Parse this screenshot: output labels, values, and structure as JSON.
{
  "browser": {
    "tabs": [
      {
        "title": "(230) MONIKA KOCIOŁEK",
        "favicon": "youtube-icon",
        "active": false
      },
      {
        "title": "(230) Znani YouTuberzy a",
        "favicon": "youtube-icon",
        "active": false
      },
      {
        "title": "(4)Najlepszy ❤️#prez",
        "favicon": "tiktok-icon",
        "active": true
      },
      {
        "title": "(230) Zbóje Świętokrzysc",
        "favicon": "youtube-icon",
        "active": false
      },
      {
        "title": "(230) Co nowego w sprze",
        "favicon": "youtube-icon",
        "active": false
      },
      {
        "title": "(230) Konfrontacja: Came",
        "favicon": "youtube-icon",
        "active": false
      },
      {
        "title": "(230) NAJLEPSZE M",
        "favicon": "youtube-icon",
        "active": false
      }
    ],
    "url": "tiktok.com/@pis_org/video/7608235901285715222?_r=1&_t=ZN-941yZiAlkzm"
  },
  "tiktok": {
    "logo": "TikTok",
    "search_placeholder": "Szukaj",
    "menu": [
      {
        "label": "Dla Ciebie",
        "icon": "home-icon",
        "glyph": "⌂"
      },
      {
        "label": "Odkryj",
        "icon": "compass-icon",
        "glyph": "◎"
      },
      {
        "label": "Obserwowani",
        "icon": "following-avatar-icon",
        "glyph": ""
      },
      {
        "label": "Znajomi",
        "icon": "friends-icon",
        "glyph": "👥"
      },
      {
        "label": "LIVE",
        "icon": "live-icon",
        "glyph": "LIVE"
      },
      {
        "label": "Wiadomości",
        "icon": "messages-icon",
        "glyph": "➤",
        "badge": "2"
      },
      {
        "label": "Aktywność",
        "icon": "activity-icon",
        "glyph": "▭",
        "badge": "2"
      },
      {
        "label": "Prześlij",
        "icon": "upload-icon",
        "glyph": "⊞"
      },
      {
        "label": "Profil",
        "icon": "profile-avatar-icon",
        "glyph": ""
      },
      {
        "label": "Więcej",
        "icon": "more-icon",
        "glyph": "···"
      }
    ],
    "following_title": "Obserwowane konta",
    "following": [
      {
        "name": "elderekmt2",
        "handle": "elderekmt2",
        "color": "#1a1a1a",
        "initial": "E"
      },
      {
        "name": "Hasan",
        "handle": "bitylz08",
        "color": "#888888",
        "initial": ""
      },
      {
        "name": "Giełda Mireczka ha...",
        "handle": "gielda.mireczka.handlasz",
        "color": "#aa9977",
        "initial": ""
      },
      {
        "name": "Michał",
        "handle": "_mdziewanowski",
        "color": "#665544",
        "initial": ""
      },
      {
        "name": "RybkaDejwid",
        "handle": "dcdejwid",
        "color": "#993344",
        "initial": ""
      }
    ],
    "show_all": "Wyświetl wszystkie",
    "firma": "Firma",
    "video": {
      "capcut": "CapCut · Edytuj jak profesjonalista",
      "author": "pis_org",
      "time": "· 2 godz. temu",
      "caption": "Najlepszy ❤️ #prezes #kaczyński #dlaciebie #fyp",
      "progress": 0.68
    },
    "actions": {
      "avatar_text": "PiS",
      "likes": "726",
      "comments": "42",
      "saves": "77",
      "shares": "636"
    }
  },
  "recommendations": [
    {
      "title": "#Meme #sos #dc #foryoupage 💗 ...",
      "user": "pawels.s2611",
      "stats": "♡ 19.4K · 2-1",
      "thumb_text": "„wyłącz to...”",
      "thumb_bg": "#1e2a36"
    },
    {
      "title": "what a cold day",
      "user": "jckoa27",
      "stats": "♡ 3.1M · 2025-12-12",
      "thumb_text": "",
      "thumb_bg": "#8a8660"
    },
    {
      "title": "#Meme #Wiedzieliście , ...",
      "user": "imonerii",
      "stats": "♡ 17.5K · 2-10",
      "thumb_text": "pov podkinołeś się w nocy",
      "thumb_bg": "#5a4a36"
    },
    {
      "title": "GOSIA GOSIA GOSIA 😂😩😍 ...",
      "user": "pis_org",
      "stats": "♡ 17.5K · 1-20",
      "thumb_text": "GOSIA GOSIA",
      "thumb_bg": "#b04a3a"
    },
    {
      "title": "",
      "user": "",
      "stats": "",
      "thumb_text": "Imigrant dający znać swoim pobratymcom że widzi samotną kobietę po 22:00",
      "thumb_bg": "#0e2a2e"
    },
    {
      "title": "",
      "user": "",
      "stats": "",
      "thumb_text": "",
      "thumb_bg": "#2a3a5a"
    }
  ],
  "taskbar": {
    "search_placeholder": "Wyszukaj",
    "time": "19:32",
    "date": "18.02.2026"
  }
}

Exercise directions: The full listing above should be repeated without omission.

Task response:
Parse this screenshot: output labels, values, and structure as JSON.
{
  "browser": {
    "tabs": [
      {
        "title": "(230) MONIKA KOCIOŁEK",
        "favicon": "youtube-icon",
        "active": false
      },
      {
        "title": "(230) Znani YouTuberzy a",
        "favicon": "youtube-icon",
        "active": false
      },
      {
        "title": "(4)Najlepszy ❤️#prez",
        "favicon": "tiktok-icon",
        "active": true
      },
      {
        "title": "(230) Zbóje Świętokrzysc",
        "favicon": "youtube-icon",
        "active": false
      },
      {
        "title": "(230) Co nowego w sprze",
        "favicon": "youtube-icon",
        "active": false
      },
      {
        "title": "(230) Konfrontacja: Came",
        "favicon": "youtube-icon",
        "active": false
      },
      {
        "title": "(230) NAJLEPSZE M",
        "favicon": "youtube-icon",
        "active": false
      }
    ],
    "url": "tiktok.com/@pis_org/video/7608235901285715222?_r=1&_t=ZN-941yZiAlkzm"
  },
  "tiktok": {
    "logo": "TikTok",
    "search_placeholder": "Szukaj",
    "menu": [
      {
        "label": "Dla Ciebie",
        "icon": "home-icon",
        "glyph": "⌂"
      },
      {
        "label": "Odkryj",
        "icon": "compass-icon",
        "glyph": "◎"
      },
      {
        "label": "Obserwowani",
        "icon": "following-avatar-icon",
        "glyph": ""
      },
      {
        "label": "Znajomi",
        "icon": "friends-icon",
        "glyph": "👥"
      },
      {
        "label": "LIVE",
        "icon": "live-icon",
        "glyph": "LIVE"
      },
      {
        "label": "Wiadomości",
        "icon": "messages-icon",
        "glyph": "➤",
        "badge": "2"
      },
      {
        "label": "Aktywność",
        "icon": "activity-icon",
        "glyph": "▭",
        "badge": "2"
      },
      {
        "label": "Prześlij",
        "icon": "upload-icon",
        "glyph": "⊞"
      },
      {
        "label": "Profil",
        "icon": "profile-avatar-icon",
        "glyph": ""
      },
      {
        "label": "Więcej",
        "icon": "more-icon",
        "glyph": "···"
      }
    ],
    "following_title": "Obserwowane konta",
    "following": [
      {
        "name": "elderekmt2",
        "handle": "elderekmt2",
        "color": "#1a1a1a",
        "initial": "E"
      },
      {
        "name": "Hasan",
        "handle": "bitylz08",
        "color": "#888888",
        "initial": ""
      },
      {
        "name": "Giełda Mireczka ha...",
        "handle": "gielda.mireczka.handlasz",
        "color": "#aa9977",
        "initial": ""
      },
      {
        "name": "Michał",
        "handle": "_mdziewanowski",
        "color": "#665544",
        "initial": ""
      },
      {
        "name": "RybkaDejwid",
        "handle": "dcdejwid",
        "color": "#993344",
        "initial": ""
      }
    ],
    "show_all": "Wyświetl wszystkie",
    "firma": "Firma",
    "video": {
      "capcut": "CapCut · Edytuj jak profesjonalista",
      "author": "pis_org",
      "time": "· 2 godz. temu",
      "caption": "Najlepszy ❤️ #prezes #kaczyński #dlaciebie #fyp",
      "progress": 0.68
    },
    "actions": {
      "avatar_text": "PiS",
      "likes": "726",
      "comments": "42",
      "saves": "77",
      "shares": "636"
    }
  },
  "recommendations": [
    {
      "title": "#Meme #sos #dc #foryoupage 💗 ...",
      "user": "pawels.s2611",
      "stats": "♡ 19.4K · 2-1",
      "thumb_text": "„wyłącz to...”",
      "thumb_bg": "#1e2a36"
    },
    {
      "title": "what a cold day",
      "user": "jckoa27",
      "stats": "♡ 3.1M · 2025-12-12",
      "thumb_text": "",
      "thumb_bg": "#8a8660"
    },
    {
      "title": "#Meme #Wiedzieliście , ...",
      "user": "imonerii",
      "stats": "♡ 17.5K · 2-10",
      "thumb_text": "pov podkinołeś się w nocy",
      "thumb_bg": "#5a4a36"
    },
    {
      "title": "GOSIA GOSIA GOSIA 😂😩😍 ...",
      "user": "pis_org",
      "stats": "♡ 17.5K · 1-20",
      "thumb_text": "GOSIA GOSIA",
      "thumb_bg": "#b04a3a"
    },
    {
      "title": "",
      "user": "",
      "stats": "",
      "thumb_text": "Imigrant dający znać swoim pobratymcom że widzi samotną kobietę po 22:00",
      "thumb_bg": "#0e2a2e"
    },
    {
      "title": "",
      "user": "",
      "stats": "",
      "thumb_text": "",
      "thumb_bg": "#2a3a5a"
    }
  ],
  "taskbar": {
    "search_placeholder": "Wyszukaj",
    "time": "19:32",
    "date": "18.02.2026"
  }
}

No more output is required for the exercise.